== Exercise brief ==
Lines with the word "Highlight": copy all of them from the entries below.

== Supplied material ==
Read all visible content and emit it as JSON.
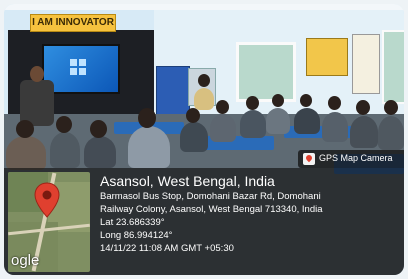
{
  "scene": {
    "banner_text": "I AM INNOVATOR"
  },
  "gps_tag": {
    "label": "GPS Map Camera",
    "icon": "gps-map-camera-icon"
  },
  "location": {
    "title": "Asansol, West Bengal, India",
    "address_line_1": "Barmasol Bus Stop, Domohani Bazar Rd, Domohani",
    "address_line_2": "Railway Colony, Asansol, West Bengal 713340, India",
    "latitude": "Lat 23.686339°",
    "longitude": "Long 86.994124°",
    "timestamp": "14/11/22 11:08 AM GMT +05:30"
  },
  "map": {
    "logo_text": "ogle",
    "pin_icon": "location-pin-icon",
    "pin_color": "#e0402f"
  }
}
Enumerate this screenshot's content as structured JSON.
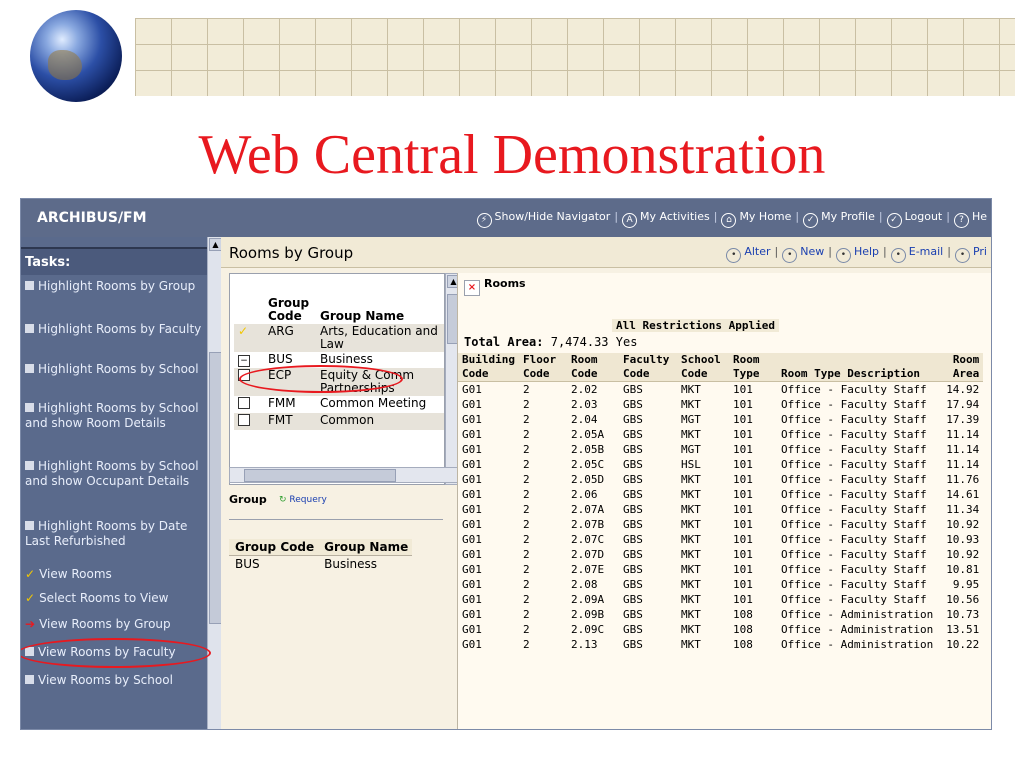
{
  "slide_title": "Web Central Demonstration",
  "app": {
    "logo": "ARCHIBUS/FM",
    "top_links": [
      {
        "icon": "navigator-icon",
        "glyph": "⚡",
        "label": "Show/Hide Navigator"
      },
      {
        "icon": "activities-icon",
        "glyph": "A",
        "label": "My Activities"
      },
      {
        "icon": "home-icon",
        "glyph": "⌂",
        "label": "My Home"
      },
      {
        "icon": "profile-icon",
        "glyph": "✓",
        "label": "My Profile"
      },
      {
        "icon": "logout-icon",
        "glyph": "✓",
        "label": "Logout"
      },
      {
        "icon": "help-icon",
        "glyph": "?",
        "label": "He"
      }
    ]
  },
  "nav": {
    "header": "Tasks:",
    "items": [
      {
        "label": "Highlight Rooms by Group",
        "marker": "icon"
      },
      {
        "label": "Highlight Rooms by Faculty",
        "marker": "icon"
      },
      {
        "label": "Highlight Rooms by School",
        "marker": "icon"
      },
      {
        "label": "Highlight Rooms by School and show Room Details",
        "marker": "icon"
      },
      {
        "label": "Highlight Rooms by School and show Occupant Details",
        "marker": "icon"
      },
      {
        "label": "Highlight Rooms by Date Last Refurbished",
        "marker": "icon"
      },
      {
        "label": "View Rooms",
        "marker": "check"
      },
      {
        "label": "Select Rooms to View",
        "marker": "check"
      },
      {
        "label": "View Rooms by Group",
        "marker": "arrow"
      },
      {
        "label": "View Rooms by Faculty",
        "marker": "icon"
      },
      {
        "label": "View Rooms by School",
        "marker": "icon"
      }
    ]
  },
  "main": {
    "title": "Rooms by Group",
    "links": [
      "Alter",
      "New",
      "Help",
      "E-mail",
      "Pri"
    ]
  },
  "group_list": {
    "headers": [
      "Group Code",
      "Group Name"
    ],
    "rows": [
      {
        "mark": "check",
        "code": "ARG",
        "name": "Arts, Education and Law"
      },
      {
        "mark": "minus",
        "code": "BUS",
        "name": "Business"
      },
      {
        "mark": "box",
        "code": "ECP",
        "name": "Equity & Comm Partnerships"
      },
      {
        "mark": "box",
        "code": "FMM",
        "name": "Common Meeting"
      },
      {
        "mark": "box",
        "code": "FMT",
        "name": "Common"
      }
    ]
  },
  "selection": {
    "header": "Group",
    "requery": "Requery",
    "headers": [
      "Group Code",
      "Group Name"
    ],
    "code": "BUS",
    "name": "Business"
  },
  "rooms": {
    "title": "Rooms",
    "restrictions": "All Restrictions Applied",
    "total_label": "Total Area:",
    "total_value": "7,474.33",
    "total_flag": "Yes",
    "headers": [
      "Building Code",
      "Floor Code",
      "Room Code",
      "Faculty Code",
      "School Code",
      "Room Type",
      "Room Type Description",
      "Room Area"
    ],
    "rows": [
      [
        "G01",
        "2",
        "2.02",
        "GBS",
        "MKT",
        "101",
        "Office - Faculty Staff",
        "14.92"
      ],
      [
        "G01",
        "2",
        "2.03",
        "GBS",
        "MKT",
        "101",
        "Office - Faculty Staff",
        "17.94"
      ],
      [
        "G01",
        "2",
        "2.04",
        "GBS",
        "MGT",
        "101",
        "Office - Faculty Staff",
        "17.39"
      ],
      [
        "G01",
        "2",
        "2.05A",
        "GBS",
        "MKT",
        "101",
        "Office - Faculty Staff",
        "11.14"
      ],
      [
        "G01",
        "2",
        "2.05B",
        "GBS",
        "MGT",
        "101",
        "Office - Faculty Staff",
        "11.14"
      ],
      [
        "G01",
        "2",
        "2.05C",
        "GBS",
        "HSL",
        "101",
        "Office - Faculty Staff",
        "11.14"
      ],
      [
        "G01",
        "2",
        "2.05D",
        "GBS",
        "MKT",
        "101",
        "Office - Faculty Staff",
        "11.76"
      ],
      [
        "G01",
        "2",
        "2.06",
        "GBS",
        "MKT",
        "101",
        "Office - Faculty Staff",
        "14.61"
      ],
      [
        "G01",
        "2",
        "2.07A",
        "GBS",
        "MKT",
        "101",
        "Office - Faculty Staff",
        "11.34"
      ],
      [
        "G01",
        "2",
        "2.07B",
        "GBS",
        "MKT",
        "101",
        "Office - Faculty Staff",
        "10.92"
      ],
      [
        "G01",
        "2",
        "2.07C",
        "GBS",
        "MKT",
        "101",
        "Office - Faculty Staff",
        "10.93"
      ],
      [
        "G01",
        "2",
        "2.07D",
        "GBS",
        "MKT",
        "101",
        "Office - Faculty Staff",
        "10.92"
      ],
      [
        "G01",
        "2",
        "2.07E",
        "GBS",
        "MKT",
        "101",
        "Office - Faculty Staff",
        "10.81"
      ],
      [
        "G01",
        "2",
        "2.08",
        "GBS",
        "MKT",
        "101",
        "Office - Faculty Staff",
        "9.95"
      ],
      [
        "G01",
        "2",
        "2.09A",
        "GBS",
        "MKT",
        "101",
        "Office - Faculty Staff",
        "10.56"
      ],
      [
        "G01",
        "2",
        "2.09B",
        "GBS",
        "MKT",
        "108",
        "Office - Administration",
        "10.73"
      ],
      [
        "G01",
        "2",
        "2.09C",
        "GBS",
        "MKT",
        "108",
        "Office - Administration",
        "13.51"
      ],
      [
        "G01",
        "2",
        "2.13",
        "GBS",
        "MKT",
        "108",
        "Office - Administration",
        "10.22"
      ]
    ]
  },
  "colors": {
    "title_red": "#e8191f",
    "nav_bg": "#5a6a8c",
    "header_bar": "#5d6b8a",
    "panel_bg": "#f7f1e3"
  }
}
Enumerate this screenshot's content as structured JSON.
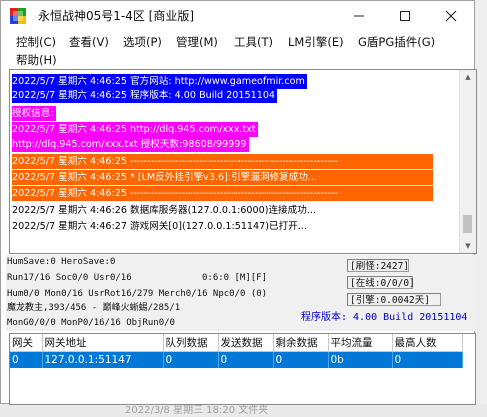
{
  "window": {
    "title": "永恒战神05号1-4区 [商业版]",
    "minimize_glyph": "—",
    "maximize_glyph": "☐",
    "close_glyph": "✕"
  },
  "menu": [
    {
      "label": "控制(C)"
    },
    {
      "label": "查看(V)"
    },
    {
      "label": "选项(P)"
    },
    {
      "label": "管理(M)"
    },
    {
      "label": "工具(T)"
    },
    {
      "label": "LM引擎(E)"
    },
    {
      "label": "G盾PG插件(G)"
    },
    {
      "label": "帮助(H)"
    }
  ],
  "log": [
    {
      "text": "2022/5/7 星期六 4:46:25 官方网站: http://www.gameofmir.com",
      "bg": "#0000ff",
      "fg": "#ffffff"
    },
    {
      "text": "2022/5/7 星期六 4:46:25 程序版本: 4.00 Build 20151104",
      "bg": "#0000ff",
      "fg": "#ffffff"
    },
    {
      "text": "授权信息:",
      "bg": "#ff00ff",
      "fg": "#ffffff"
    },
    {
      "text": "2022/5/7 星期六 4:46:25 http://dlq.945.com/xxx.txt",
      "bg": "#ff00ff",
      "fg": "#ffffff"
    },
    {
      "text": "http://dlq.945.com/xxx.txt 授权天数:98608/99999",
      "bg": "#ff00ff",
      "fg": "#ffffff"
    },
    {
      "text": "2022/5/7 星期六 4:46:25 ------------------------------------------------------------",
      "bg": "#ff6600",
      "fg": "#ffffff"
    },
    {
      "text": "2022/5/7 星期六 4:46:25 * [LM反外挂引擎v3.6]:引擎漏洞修复成功...",
      "bg": "#ff6600",
      "fg": "#ffffff"
    },
    {
      "text": "2022/5/7 星期六 4:46:25 ------------------------------------------------------------",
      "bg": "#ff6600",
      "fg": "#ffffff"
    },
    {
      "text": "2022/5/7 星期六 4:46:26 数据库服务器(127.0.0.1:6000)连接成功...",
      "bg": "#ffffff",
      "fg": "#000000"
    },
    {
      "text": "2022/5/7 星期六 4:46:27 游戏网关[0](127.0.0.1:51147)已打开...",
      "bg": "#ffffff",
      "fg": "#000000"
    }
  ],
  "scrollbar": {
    "up_glyph": "▲",
    "down_glyph": "▼"
  },
  "status": {
    "hum_save": "HumSave:0 HeroSave:0",
    "run": "Run17/16 Soc0/0 Usr0/16",
    "ratio": "0:6:0 [M][F]",
    "hum": "Hum0/0 Mon0/16 UsrRot16/279 Merch0/16 Npc0/0 (0)",
    "boss": "魔龙教主,393/456 - 巅峰火蜥蜴/285/1",
    "mon": "MonG0/0/0 MonP0/16/16 ObjRun0/0",
    "refresh": "[刷怪:2427]",
    "online": "[在线:0/0/0]",
    "engine": "[引擎:0.0042天]",
    "version": "程序版本: 4.00 Build 20151104",
    "version_color": "#0000cc"
  },
  "gateway_table": {
    "columns": [
      "网关",
      "网关地址",
      "队列数据",
      "发送数据",
      "剩余数据",
      "平均流量",
      "最高人数"
    ],
    "rows": [
      [
        "0",
        "127.0.0.1:51147",
        "0",
        "0",
        "0",
        "0b",
        "0"
      ]
    ]
  },
  "background": {
    "bottom_text": "2022/3/8 星期三 18:20      文件夹"
  }
}
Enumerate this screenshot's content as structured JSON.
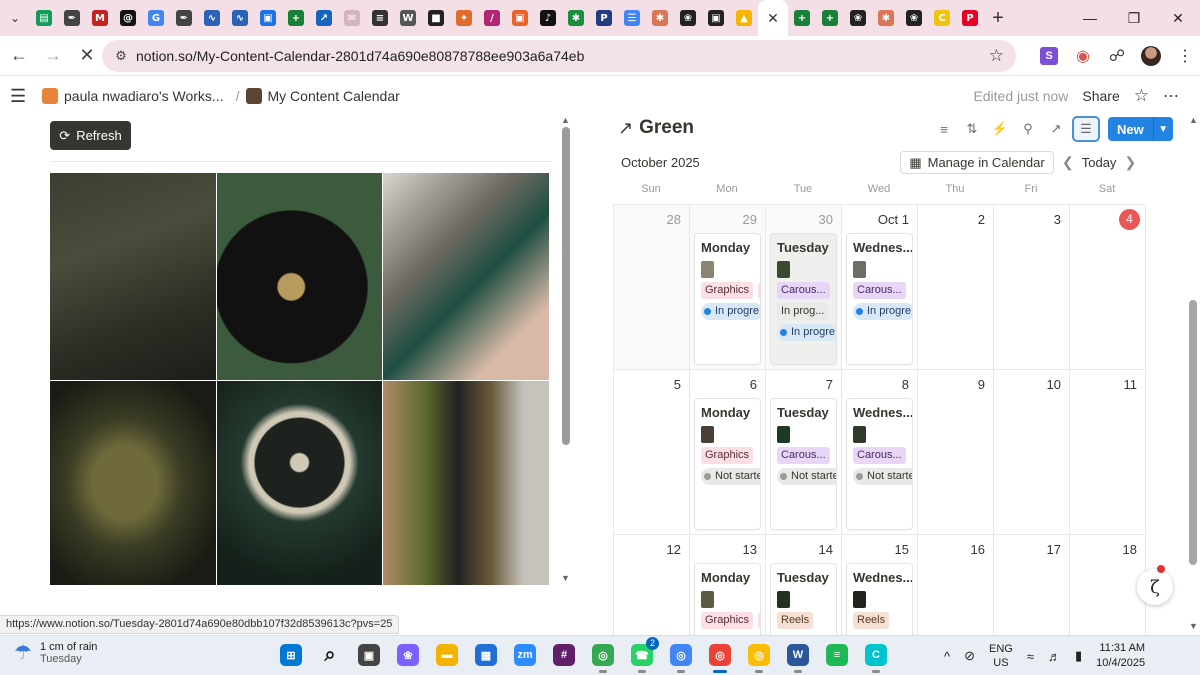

== Exercise response ==
        "label": "Highlight Rooms by Group",
        "label": "Highlight Rooms by Faculty",
        "label": "Highlight Rooms by School",
        "label": "Highlight Rooms by School and show Room Details",
        "label": "Highlight Rooms by School and show Occupant Details",
        "label": "Highlight Rooms by Date Last Refurbished",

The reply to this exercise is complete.